Roles reversed as Guardiola seeks to emulate trailblazing Zidane

Zidane is yet to be eliminated from the Champions League as a coach. (Reuters pic)

LONDON: Zinedine Zidane may never have been hired as Real Madrid coach but for the success of Pep Guardiola at Barcelona, but it is Guardiola who now must follow the Frenchman’s example to complete his mission at Manchester City.

Zidane’s Real travel to Manchester on Friday looking to overturn a 2-1 first leg deficit from February as the Champions League resumes after a five-month coronavirus shutdown.

Much has changed since the sides last met.

Then under pressure, Zidane, in his second spell in charge at the Bernabeu, has again interrupted Barca’s dominance of La Liga with a run of 10 straight victories after Spanish football’s return in June to take the title.

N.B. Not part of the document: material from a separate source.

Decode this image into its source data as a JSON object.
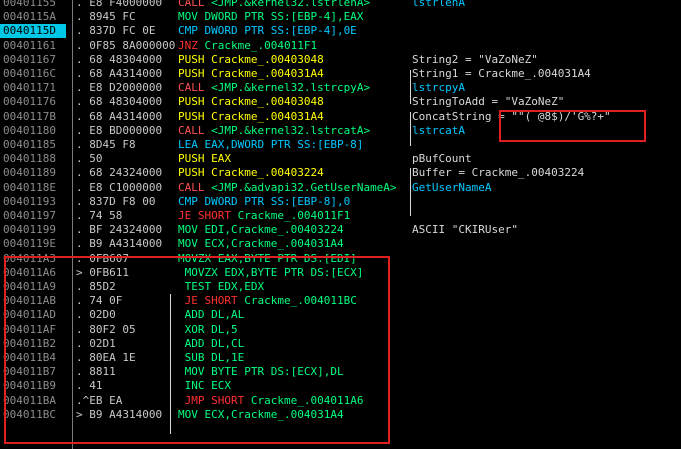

Even for the club where Champions League success matters more than anything else, the pressure is off Real as Zidane looks to protect his perfect record in the competition as a coach.

Three times he led Real to Champions League glory in his first spell in charge between 2016 and 2018 and Zidane is yet to be eliminated from the competition as a coach.

“When he has done what he has done, winning three Champions Leagues in a row, taking two La Liga titles from Barca when they – in this decade – have dominated this competition like no other club, it shows his ability,” Guardiola told DAZN.

“Although people may not believe me because he is from Real Madrid, I am very happy that things are going well because it is very good for football that things go well for people like him.”

Barca blueprint

When Zidane was first handed the Real job, they were aiming to copy the formula of their rivals in appointing a former midfield great, who had only previously coached the club’s youth team.

Guardiola won 14 trophies in four seasons at the Camp Nou between 2008 and 2012, including two Champions Leagues.

League titles and cups have continued to flow for Guardiola at Bayern Munich and in Manchester, but he has not tasted success in Europe’s elite club competition since 2011.

Despite winning two Premier League titles among six major trophies since arriving in England, Guardiola admitted earlier this season his time at City would be judged “a failure” if he did not win the Champions League.

The pressure on City has reduced since the first leg as their two-season ban from European competition was overturned by the Court of Arbitration for Sport, meaning this month is not their final chance for three years to end their wait to win the Champions League.

However, Guardiola has hinted they may never get a better chance, with the competition reduced to one-off matches from the quarterfinals and all on a neutral site behind closed doors in Lisbon.

The former Barca and Bayern boss has often lamented the lack of atmosphere generated by the City support on big European nights compared with the cauldrons of some of the continent’s more intimidating arenas.

“Of course, we have the chance to fight (again next season) but the situation that we have is not coming back again,” said Guardiola.

“I think the big clubs don’t miss these chances to try until the last effort they have in their bodies.”

Finishing the job against Real would be a major milestone as City’s first knockout victory against a former winner in nine seasons in the Champions League.

Zidane has repeatedly stated his belief that Guardiola is “the best coach in the world”.

But after finishing 18 points behind Liverpool in the Premier League this season, it is the former Barca ball boy, player and manager who needs to do what Real have made a habit of – transforming miserable domestic seasons into memorable Champions League triumphs.